Nothing in the records may change. Print them all again.

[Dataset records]
>>>>

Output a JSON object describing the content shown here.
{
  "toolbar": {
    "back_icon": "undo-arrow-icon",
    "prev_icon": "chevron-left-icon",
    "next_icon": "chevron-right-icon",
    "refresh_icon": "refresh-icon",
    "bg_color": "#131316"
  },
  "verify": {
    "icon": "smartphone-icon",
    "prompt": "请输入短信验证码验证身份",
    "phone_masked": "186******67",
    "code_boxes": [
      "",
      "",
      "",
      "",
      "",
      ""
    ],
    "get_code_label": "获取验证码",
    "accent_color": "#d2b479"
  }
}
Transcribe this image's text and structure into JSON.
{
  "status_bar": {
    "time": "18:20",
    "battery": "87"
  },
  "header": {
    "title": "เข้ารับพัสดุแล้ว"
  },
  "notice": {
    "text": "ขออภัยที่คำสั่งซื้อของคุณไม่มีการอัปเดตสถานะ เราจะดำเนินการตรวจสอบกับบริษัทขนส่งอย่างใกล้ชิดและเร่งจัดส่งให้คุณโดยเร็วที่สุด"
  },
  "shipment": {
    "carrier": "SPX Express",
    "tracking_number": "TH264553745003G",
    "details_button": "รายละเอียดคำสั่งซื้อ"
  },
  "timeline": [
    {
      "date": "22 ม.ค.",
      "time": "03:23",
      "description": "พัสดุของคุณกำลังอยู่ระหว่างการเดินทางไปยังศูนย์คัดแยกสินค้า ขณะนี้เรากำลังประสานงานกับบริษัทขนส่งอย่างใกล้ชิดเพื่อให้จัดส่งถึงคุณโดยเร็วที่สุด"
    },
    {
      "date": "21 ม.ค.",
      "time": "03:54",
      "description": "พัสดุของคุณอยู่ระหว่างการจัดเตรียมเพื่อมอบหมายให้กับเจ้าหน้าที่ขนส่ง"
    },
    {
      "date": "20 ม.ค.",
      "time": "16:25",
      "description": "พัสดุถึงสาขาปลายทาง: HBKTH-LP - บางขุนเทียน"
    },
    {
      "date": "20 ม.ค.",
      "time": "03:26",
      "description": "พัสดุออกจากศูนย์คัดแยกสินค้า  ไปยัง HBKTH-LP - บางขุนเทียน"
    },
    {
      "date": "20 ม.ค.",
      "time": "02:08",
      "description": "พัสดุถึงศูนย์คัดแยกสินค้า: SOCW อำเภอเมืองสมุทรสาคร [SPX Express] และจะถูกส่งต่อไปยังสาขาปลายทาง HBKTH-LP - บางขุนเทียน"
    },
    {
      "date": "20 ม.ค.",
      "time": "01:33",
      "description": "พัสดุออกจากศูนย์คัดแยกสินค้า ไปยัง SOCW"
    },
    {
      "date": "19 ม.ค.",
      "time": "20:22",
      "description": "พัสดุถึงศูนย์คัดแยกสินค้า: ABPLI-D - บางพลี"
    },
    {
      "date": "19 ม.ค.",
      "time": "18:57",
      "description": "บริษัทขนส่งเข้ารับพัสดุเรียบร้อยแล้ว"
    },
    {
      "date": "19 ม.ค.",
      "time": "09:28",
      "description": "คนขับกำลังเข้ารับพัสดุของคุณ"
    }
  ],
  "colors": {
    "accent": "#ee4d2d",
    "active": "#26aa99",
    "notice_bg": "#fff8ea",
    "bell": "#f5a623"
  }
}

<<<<

[EXPECTED OUTPUT]
Output a JSON object describing the content shown here.
{
  "toolbar": {
    "back_icon": "undo-arrow-icon",
    "prev_icon": "chevron-left-icon",
    "next_icon": "chevron-right-icon",
    "refresh_icon": "refresh-icon",
    "bg_color": "#131316"
  },
  "verify": {
    "icon": "smartphone-icon",
    "prompt": "请输入短信验证码验证身份",
    "phone_masked": "186******67",
    "code_boxes": [
      "",
      "",
      "",
      "",
      "",
      ""
    ],
    "get_code_label": "获取验证码",
    "accent_color": "#d2b479"
  }
}
Transcribe this image's text and structure into JSON.
{
  "status_bar": {
    "time": "18:20",
    "battery": "87"
  },
  "header": {
    "title": "เข้ารับพัสดุแล้ว"
  },
  "notice": {
    "text": "ขออภัยที่คำสั่งซื้อของคุณไม่มีการอัปเดตสถานะ เราจะดำเนินการตรวจสอบกับบริษัทขนส่งอย่างใกล้ชิดและเร่งจัดส่งให้คุณโดยเร็วที่สุด"
  },
  "shipment": {
    "carrier": "SPX Express",
    "tracking_number": "TH264553745003G",
    "details_button": "รายละเอียดคำสั่งซื้อ"
  },
  "timeline": [
    {
      "date": "22 ม.ค.",
      "time": "03:23",
      "description": "พัสดุของคุณกำลังอยู่ระหว่างการเดินทางไปยังศูนย์คัดแยกสินค้า ขณะนี้เรากำลังประสานงานกับบริษัทขนส่งอย่างใกล้ชิดเพื่อให้จัดส่งถึงคุณโดยเร็วที่สุด"
    },
    {
      "date": "21 ม.ค.",
      "time": "03:54",
      "description": "พัสดุของคุณอยู่ระหว่างการจัดเตรียมเพื่อมอบหมายให้กับเจ้าหน้าที่ขนส่ง"
    },
    {
      "date": "20 ม.ค.",
      "time": "16:25",
      "description": "พัสดุถึงสาขาปลายทาง: HBKTH-LP - บางขุนเทียน"
    },
    {
      "date": "20 ม.ค.",
      "time": "03:26",
      "description": "พัสดุออกจากศูนย์คัดแยกสินค้า  ไปยัง HBKTH-LP - บางขุนเทียน"
    },
    {
      "date": "20 ม.ค.",
      "time": "02:08",
      "description": "พัสดุถึงศูนย์คัดแยกสินค้า: SOCW อำเภอเมืองสมุทรสาคร [SPX Express] และจะถูกส่งต่อไปยังสาขาปลายทาง HBKTH-LP - บางขุนเทียน"
    },
    {
      "date": "20 ม.ค.",
      "time": "01:33",
      "description": "พัสดุออกจากศูนย์คัดแยกสินค้า ไปยัง SOCW"
    },
    {
      "date": "19 ม.ค.",
      "time": "20:22",
      "description": "พัสดุถึงศูนย์คัดแยกสินค้า: ABPLI-D - บางพลี"
    },
    {
      "date": "19 ม.ค.",
      "time": "18:57",
      "description": "บริษัทขนส่งเข้ารับพัสดุเรียบร้อยแล้ว"
    },
    {
      "date": "19 ม.ค.",
      "time": "09:28",
      "description": "คนขับกำลังเข้ารับพัสดุของคุณ"
    }
  ],
  "colors": {
    "accent": "#ee4d2d",
    "active": "#26aa99",
    "notice_bg": "#fff8ea",
    "bell": "#f5a623"
  }
}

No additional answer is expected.